_Work order_: Each entry below is to be restated word for word, with no pictures carried over.

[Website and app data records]
⟨

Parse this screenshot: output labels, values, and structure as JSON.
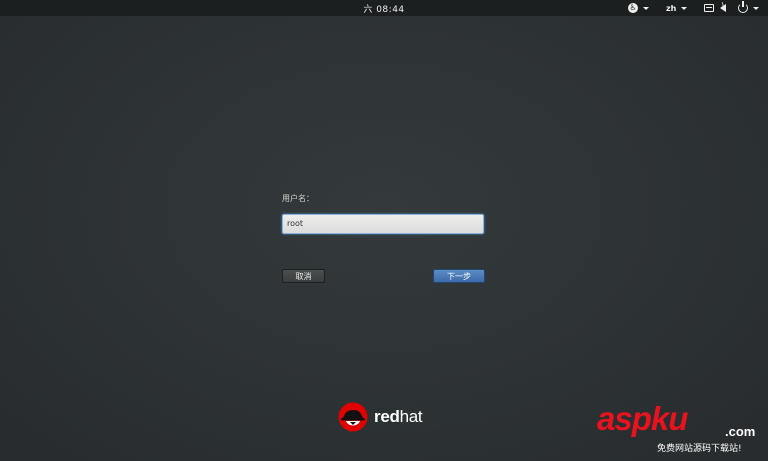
{
  "topbar": {
    "clock": "六 08:44",
    "language": "zh"
  },
  "login": {
    "username_label": "用户名：",
    "username_value": "root",
    "cancel_label": "取消",
    "next_label": "下一步"
  },
  "branding": {
    "logo_red": "red",
    "logo_hat": "hat"
  },
  "watermark": {
    "main": "aspku",
    "dotcom": ".com",
    "subtitle": "免费网站源码下载站!"
  },
  "colors": {
    "accent": "#3d6aa8",
    "background": "#2e3436",
    "watermark_red": "#e8131f"
  }
}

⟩

_Result_:
Parse this screenshot: output labels, values, and structure as JSON.
{
  "topbar": {
    "clock": "六 08:44",
    "language": "zh"
  },
  "login": {
    "username_label": "用户名：",
    "username_value": "root",
    "cancel_label": "取消",
    "next_label": "下一步"
  },
  "branding": {
    "logo_red": "red",
    "logo_hat": "hat"
  },
  "watermark": {
    "main": "aspku",
    "dotcom": ".com",
    "subtitle": "免费网站源码下载站!"
  },
  "colors": {
    "accent": "#3d6aa8",
    "background": "#2e3436",
    "watermark_red": "#e8131f"
  }
}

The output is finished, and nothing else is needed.